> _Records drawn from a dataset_
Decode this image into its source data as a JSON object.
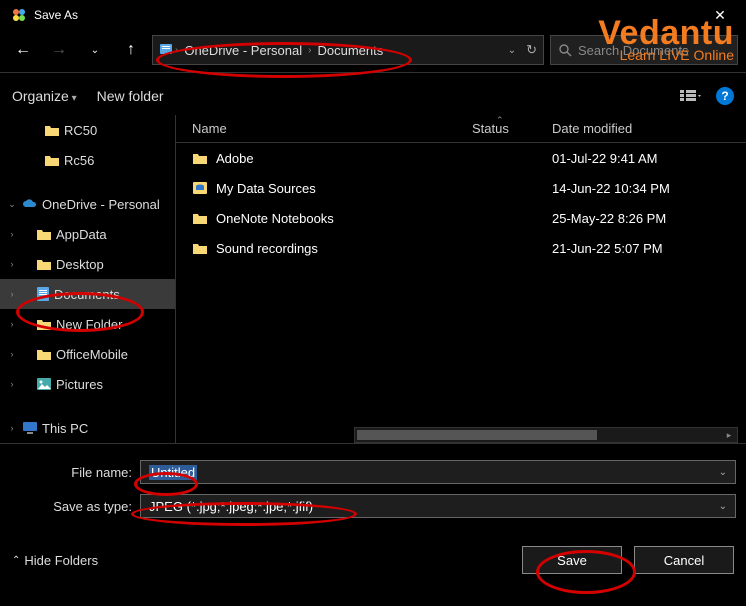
{
  "window": {
    "title": "Save As"
  },
  "breadcrumb": {
    "seg1": "OneDrive - Personal",
    "seg2": "Documents"
  },
  "search": {
    "placeholder": "Search Documents"
  },
  "toolbar": {
    "organize": "Organize",
    "newfolder": "New folder"
  },
  "columns": {
    "name": "Name",
    "status": "Status",
    "date": "Date modified"
  },
  "tree": {
    "rc50": "RC50",
    "rc56": "Rc56",
    "onedrive": "OneDrive - Personal",
    "appdata": "AppData",
    "desktop": "Desktop",
    "documents": "Documents",
    "newfolder": "New Folder",
    "officemobile": "OfficeMobile",
    "pictures": "Pictures",
    "thispc": "This PC"
  },
  "files": [
    {
      "name": "Adobe",
      "date": "01-Jul-22 9:41 AM"
    },
    {
      "name": "My Data Sources",
      "date": "14-Jun-22 10:34 PM"
    },
    {
      "name": "OneNote Notebooks",
      "date": "25-May-22 8:26 PM"
    },
    {
      "name": "Sound recordings",
      "date": "21-Jun-22 5:07 PM"
    }
  ],
  "form": {
    "filename_label": "File name:",
    "filename_value": "Untitled",
    "filetype_label": "Save as type:",
    "filetype_value": "JPEG (*.jpg;*.jpeg;*.jpe;*.jfif)"
  },
  "buttons": {
    "save": "Save",
    "cancel": "Cancel",
    "hide": "Hide Folders"
  },
  "watermark": {
    "brand": "Vedantu",
    "tagline": "Learn LIVE Online"
  }
}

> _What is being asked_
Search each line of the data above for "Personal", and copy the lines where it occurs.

> _Response box_
    "seg1": "OneDrive - Personal",
    "onedrive": "OneDrive - Personal",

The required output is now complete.